Source material Block Start
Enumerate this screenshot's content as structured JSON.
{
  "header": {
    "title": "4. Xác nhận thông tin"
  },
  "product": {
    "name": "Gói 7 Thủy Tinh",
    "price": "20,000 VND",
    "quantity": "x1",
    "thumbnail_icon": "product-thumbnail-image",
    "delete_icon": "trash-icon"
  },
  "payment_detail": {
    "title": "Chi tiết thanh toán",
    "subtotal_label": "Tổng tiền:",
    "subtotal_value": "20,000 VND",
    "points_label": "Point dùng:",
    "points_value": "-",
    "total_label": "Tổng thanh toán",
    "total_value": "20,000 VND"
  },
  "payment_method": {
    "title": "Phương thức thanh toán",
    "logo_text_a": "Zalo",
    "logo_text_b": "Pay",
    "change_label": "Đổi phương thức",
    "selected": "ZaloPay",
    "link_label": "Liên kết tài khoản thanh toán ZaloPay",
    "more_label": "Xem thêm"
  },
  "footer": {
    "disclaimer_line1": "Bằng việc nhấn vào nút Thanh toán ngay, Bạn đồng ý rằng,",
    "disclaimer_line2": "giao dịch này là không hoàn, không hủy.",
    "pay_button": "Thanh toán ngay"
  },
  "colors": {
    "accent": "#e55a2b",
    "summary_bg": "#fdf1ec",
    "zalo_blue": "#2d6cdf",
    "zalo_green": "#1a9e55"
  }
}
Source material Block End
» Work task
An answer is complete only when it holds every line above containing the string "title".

» Response box
    "title": "4. Xác nhận thông tin"
    "title": "Chi tiết thanh toán",
    "title": "Phương thức thanh toán",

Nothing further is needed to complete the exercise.